** Opening MATERIAL FOR THE TASK block **

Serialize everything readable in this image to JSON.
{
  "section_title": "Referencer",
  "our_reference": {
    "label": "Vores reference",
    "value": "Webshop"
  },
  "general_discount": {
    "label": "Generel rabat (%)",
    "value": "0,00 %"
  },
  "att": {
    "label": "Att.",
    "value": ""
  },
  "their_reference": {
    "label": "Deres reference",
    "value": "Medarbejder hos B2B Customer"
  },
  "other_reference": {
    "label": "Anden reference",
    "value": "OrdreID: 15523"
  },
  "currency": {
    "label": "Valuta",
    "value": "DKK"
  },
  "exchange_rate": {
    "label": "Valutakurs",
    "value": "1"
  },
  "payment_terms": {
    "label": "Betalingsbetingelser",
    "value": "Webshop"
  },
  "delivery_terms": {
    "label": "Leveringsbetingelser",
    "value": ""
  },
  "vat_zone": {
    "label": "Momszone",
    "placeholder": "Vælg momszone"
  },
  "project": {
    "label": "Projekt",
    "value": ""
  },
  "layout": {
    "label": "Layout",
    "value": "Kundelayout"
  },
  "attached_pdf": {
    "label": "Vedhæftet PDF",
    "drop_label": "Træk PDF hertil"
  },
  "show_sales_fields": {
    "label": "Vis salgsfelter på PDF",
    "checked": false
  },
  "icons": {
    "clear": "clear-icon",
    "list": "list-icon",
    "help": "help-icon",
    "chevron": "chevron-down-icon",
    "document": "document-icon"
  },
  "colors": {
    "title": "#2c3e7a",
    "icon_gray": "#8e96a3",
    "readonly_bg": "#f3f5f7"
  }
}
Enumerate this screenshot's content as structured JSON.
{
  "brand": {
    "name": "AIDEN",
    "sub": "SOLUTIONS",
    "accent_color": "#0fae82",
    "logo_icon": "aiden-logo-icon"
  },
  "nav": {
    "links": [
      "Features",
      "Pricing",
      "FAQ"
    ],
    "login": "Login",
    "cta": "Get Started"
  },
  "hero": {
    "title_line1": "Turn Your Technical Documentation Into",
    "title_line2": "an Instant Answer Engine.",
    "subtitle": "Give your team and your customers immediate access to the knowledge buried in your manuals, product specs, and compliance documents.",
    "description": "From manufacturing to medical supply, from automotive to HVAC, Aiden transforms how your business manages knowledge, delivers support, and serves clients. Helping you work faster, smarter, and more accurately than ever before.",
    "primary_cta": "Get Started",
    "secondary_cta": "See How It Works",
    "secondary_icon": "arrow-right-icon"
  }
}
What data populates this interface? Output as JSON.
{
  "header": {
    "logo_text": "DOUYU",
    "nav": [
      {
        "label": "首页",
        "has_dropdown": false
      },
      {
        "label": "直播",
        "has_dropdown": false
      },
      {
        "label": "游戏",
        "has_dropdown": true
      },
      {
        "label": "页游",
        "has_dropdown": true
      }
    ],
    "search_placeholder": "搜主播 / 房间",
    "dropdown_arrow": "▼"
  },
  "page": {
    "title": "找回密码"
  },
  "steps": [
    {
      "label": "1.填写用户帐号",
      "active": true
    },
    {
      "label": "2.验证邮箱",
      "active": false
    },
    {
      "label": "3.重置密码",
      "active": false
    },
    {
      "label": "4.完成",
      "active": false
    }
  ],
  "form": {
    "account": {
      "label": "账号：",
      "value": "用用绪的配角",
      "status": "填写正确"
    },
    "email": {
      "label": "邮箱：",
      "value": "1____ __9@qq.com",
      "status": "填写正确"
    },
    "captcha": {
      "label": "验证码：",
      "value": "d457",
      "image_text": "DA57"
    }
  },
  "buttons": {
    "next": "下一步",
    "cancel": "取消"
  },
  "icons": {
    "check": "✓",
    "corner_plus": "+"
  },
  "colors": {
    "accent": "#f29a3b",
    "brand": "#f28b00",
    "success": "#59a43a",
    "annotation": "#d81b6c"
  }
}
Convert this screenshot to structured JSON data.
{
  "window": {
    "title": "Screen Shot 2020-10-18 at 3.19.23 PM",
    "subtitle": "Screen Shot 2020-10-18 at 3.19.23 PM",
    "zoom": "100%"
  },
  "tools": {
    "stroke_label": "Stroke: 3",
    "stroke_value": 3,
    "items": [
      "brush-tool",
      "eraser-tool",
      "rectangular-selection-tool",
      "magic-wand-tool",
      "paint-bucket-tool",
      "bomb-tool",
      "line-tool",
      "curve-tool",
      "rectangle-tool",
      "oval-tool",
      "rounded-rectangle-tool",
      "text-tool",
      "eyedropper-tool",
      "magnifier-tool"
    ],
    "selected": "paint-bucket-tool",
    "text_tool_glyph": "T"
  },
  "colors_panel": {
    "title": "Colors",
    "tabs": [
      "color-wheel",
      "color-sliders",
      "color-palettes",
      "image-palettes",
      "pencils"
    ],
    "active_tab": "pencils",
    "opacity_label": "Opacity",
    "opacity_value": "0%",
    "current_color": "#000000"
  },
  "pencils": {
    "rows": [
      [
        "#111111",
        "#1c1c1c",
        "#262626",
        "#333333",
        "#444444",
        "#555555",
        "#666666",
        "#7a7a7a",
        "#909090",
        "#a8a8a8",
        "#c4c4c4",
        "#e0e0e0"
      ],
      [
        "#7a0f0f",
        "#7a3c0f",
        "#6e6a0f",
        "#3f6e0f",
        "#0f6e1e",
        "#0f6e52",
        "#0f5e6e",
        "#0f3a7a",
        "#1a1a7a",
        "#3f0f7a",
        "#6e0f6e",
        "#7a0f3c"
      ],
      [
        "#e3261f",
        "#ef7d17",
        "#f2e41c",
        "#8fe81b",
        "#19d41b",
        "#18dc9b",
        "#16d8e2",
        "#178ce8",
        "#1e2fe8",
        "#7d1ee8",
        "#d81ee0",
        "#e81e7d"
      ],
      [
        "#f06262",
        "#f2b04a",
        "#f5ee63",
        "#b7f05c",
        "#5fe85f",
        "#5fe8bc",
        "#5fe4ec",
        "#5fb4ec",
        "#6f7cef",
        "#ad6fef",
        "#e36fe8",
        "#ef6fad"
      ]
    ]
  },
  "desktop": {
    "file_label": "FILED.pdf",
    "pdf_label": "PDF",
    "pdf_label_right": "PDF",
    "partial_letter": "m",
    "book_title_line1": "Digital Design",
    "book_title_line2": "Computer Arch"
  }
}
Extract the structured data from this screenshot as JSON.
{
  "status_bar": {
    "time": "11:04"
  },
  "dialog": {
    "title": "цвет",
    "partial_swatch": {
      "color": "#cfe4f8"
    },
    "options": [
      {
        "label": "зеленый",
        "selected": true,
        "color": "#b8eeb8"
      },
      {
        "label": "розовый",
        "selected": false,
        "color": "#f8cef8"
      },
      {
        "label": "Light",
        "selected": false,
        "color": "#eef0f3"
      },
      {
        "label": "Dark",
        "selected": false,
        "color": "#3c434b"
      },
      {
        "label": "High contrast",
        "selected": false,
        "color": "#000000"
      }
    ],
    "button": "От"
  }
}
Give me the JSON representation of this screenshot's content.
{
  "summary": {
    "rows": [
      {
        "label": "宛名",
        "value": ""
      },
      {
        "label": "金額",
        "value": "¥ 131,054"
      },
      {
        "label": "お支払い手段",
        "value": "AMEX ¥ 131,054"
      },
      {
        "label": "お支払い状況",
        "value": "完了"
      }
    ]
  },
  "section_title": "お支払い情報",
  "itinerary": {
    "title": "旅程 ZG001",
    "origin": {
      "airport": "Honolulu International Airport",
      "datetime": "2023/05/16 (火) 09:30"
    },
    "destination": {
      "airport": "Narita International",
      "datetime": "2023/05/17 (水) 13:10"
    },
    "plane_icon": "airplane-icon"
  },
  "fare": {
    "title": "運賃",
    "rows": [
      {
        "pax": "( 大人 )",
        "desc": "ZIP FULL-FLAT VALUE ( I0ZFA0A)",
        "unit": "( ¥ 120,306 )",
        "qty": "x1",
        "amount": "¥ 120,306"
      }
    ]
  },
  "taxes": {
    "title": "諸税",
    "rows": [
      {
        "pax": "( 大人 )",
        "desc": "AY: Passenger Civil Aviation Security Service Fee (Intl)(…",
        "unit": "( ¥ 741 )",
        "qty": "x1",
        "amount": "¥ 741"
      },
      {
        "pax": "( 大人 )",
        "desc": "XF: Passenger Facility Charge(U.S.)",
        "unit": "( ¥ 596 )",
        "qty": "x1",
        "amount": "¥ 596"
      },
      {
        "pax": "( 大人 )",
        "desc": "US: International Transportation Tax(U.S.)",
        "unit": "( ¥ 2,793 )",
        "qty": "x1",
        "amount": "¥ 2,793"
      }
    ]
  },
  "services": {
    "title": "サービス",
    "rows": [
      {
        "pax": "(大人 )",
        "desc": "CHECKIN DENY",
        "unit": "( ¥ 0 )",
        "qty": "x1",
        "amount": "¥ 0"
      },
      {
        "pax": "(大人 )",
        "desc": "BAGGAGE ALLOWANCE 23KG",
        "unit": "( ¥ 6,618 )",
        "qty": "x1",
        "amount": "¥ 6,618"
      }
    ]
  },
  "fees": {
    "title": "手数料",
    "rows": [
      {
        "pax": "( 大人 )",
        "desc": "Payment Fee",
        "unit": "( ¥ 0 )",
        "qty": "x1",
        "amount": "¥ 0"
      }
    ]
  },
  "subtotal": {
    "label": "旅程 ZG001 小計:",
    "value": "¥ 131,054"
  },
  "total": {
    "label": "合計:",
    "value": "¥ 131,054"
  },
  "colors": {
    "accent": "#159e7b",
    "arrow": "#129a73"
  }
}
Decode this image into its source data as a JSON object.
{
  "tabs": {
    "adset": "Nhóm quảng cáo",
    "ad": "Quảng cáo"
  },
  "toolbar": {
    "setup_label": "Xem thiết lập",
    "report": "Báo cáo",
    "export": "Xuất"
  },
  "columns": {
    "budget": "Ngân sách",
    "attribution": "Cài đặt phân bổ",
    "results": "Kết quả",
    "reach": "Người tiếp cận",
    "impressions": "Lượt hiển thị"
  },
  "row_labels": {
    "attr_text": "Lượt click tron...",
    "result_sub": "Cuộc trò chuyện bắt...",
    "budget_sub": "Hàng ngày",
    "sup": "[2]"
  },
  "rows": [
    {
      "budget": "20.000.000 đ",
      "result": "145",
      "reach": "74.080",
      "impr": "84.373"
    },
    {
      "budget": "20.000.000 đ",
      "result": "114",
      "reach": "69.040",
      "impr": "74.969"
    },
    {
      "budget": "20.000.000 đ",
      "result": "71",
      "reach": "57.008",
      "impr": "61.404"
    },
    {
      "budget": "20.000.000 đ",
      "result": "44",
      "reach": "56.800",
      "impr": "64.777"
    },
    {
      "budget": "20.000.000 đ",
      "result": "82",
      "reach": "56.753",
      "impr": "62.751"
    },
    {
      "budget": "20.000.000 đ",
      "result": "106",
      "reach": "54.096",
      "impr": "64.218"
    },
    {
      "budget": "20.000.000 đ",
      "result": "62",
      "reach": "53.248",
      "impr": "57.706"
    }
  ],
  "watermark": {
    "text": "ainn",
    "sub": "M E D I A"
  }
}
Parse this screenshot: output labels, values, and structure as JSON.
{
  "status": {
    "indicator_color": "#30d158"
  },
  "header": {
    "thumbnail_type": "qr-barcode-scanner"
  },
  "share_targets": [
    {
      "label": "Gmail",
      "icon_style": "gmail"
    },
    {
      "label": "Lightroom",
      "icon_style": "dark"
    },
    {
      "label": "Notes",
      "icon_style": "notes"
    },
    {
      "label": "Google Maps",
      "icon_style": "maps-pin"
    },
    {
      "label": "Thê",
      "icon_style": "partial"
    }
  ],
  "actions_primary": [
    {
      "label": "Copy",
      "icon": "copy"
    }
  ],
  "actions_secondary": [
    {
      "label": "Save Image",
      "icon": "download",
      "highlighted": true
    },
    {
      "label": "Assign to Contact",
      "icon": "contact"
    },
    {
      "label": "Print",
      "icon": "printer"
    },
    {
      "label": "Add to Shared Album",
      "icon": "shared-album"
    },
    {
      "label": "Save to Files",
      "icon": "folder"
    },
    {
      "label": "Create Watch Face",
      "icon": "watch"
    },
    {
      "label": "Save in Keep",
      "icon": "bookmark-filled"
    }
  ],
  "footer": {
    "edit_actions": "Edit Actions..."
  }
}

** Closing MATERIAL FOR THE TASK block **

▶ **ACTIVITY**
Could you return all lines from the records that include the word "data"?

▶ **TASK OUTPUT**
What data populates this interface? Output as JSON.
Convert this screenshot to structured JSON data.
Extract the structured data from this screenshot as JSON.
Decode this image into its source data as a JSON object.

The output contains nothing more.